■ **WORK INSTRUCTIONS**
Only the text belongs in the copy: retype each record exactly as it appears.

■ **TASK MATERIAL**
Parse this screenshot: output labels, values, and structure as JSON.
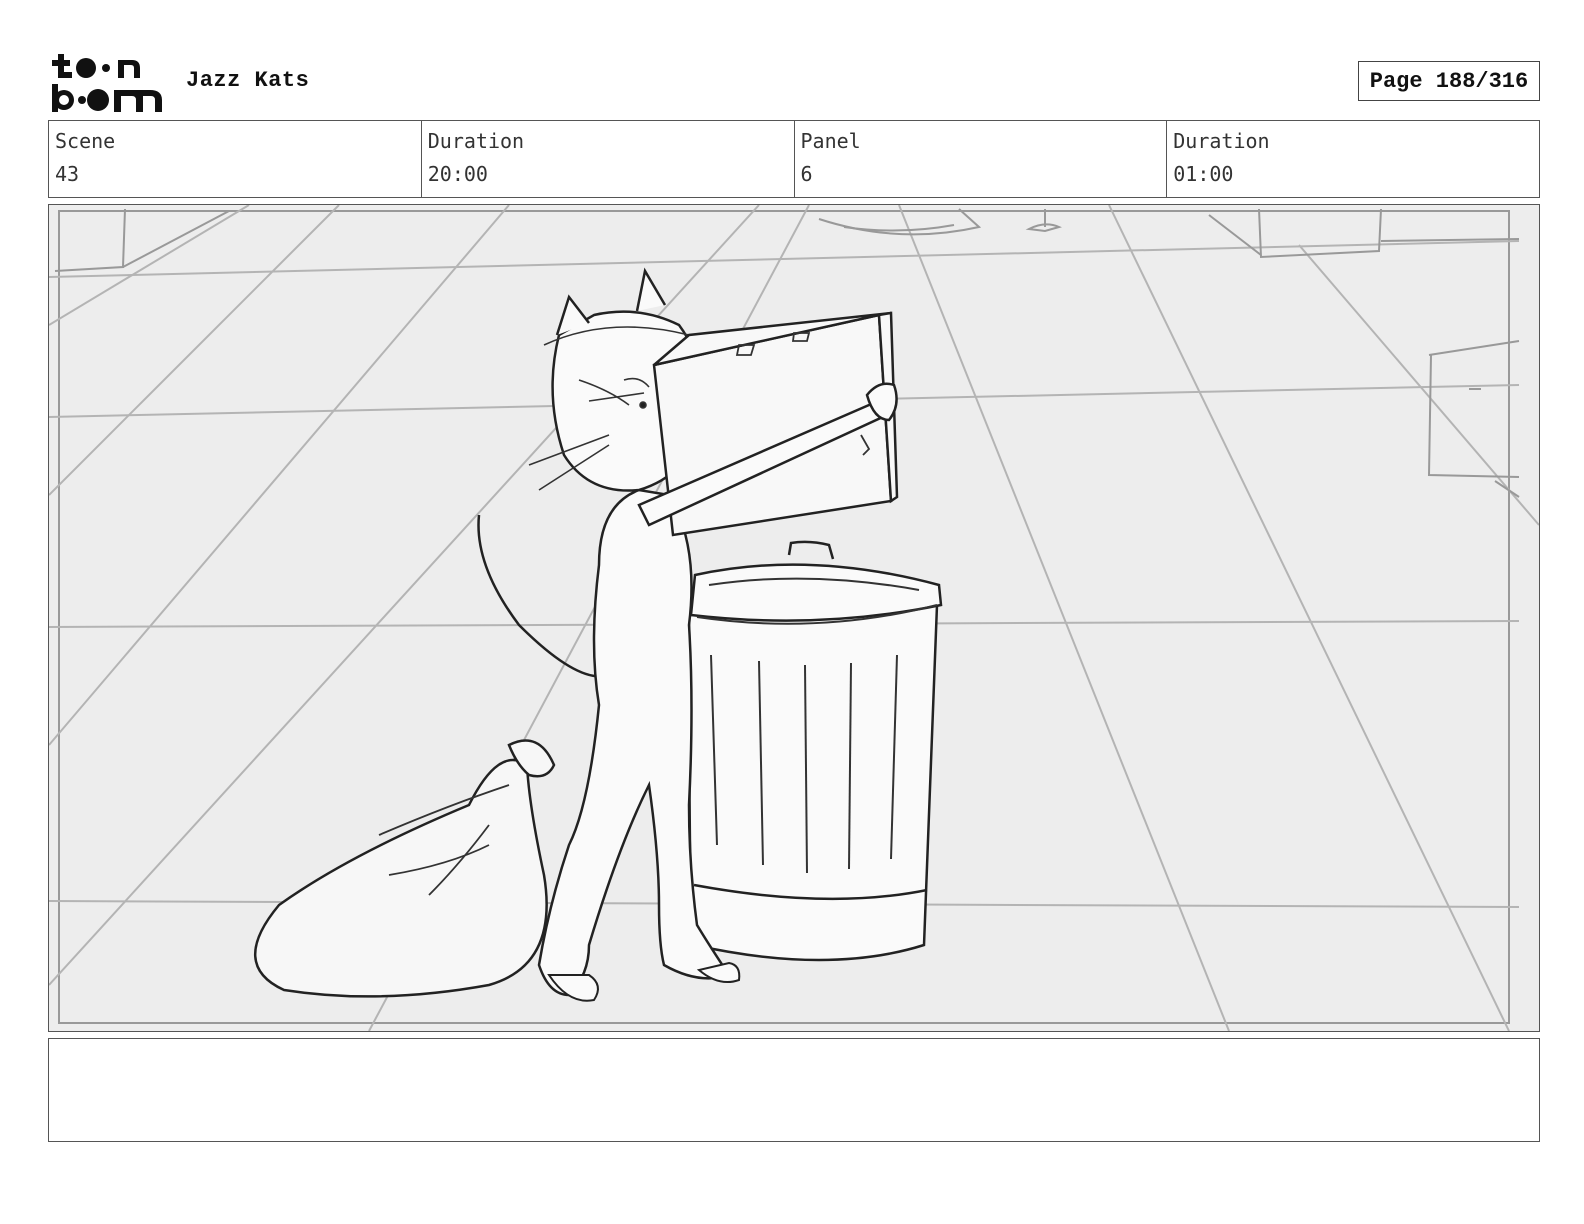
{
  "header": {
    "logo_icon": "toonboom-logo",
    "project_title": "Jazz Kats",
    "page_label": "Page 188/316"
  },
  "info": {
    "scene_label": "Scene",
    "scene_value": "43",
    "scene_duration_label": "Duration",
    "scene_duration_value": "20:00",
    "panel_label": "Panel",
    "panel_value": "6",
    "panel_duration_label": "Duration",
    "panel_duration_value": "01:00"
  },
  "panel": {
    "image_icon": "storyboard-sketch-cat-trash-can"
  },
  "notes": {
    "text": ""
  }
}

■ **WRITTEN RESPONSE**
Parse this screenshot: output labels, values, and structure as JSON.
{
  "header": {
    "logo_icon": "toonboom-logo",
    "project_title": "Jazz Kats",
    "page_label": "Page 188/316"
  },
  "info": {
    "scene_label": "Scene",
    "scene_value": "43",
    "scene_duration_label": "Duration",
    "scene_duration_value": "20:00",
    "panel_label": "Panel",
    "panel_value": "6",
    "panel_duration_label": "Duration",
    "panel_duration_value": "01:00"
  },
  "panel": {
    "image_icon": "storyboard-sketch-cat-trash-can"
  },
  "notes": {
    "text": ""
  }
}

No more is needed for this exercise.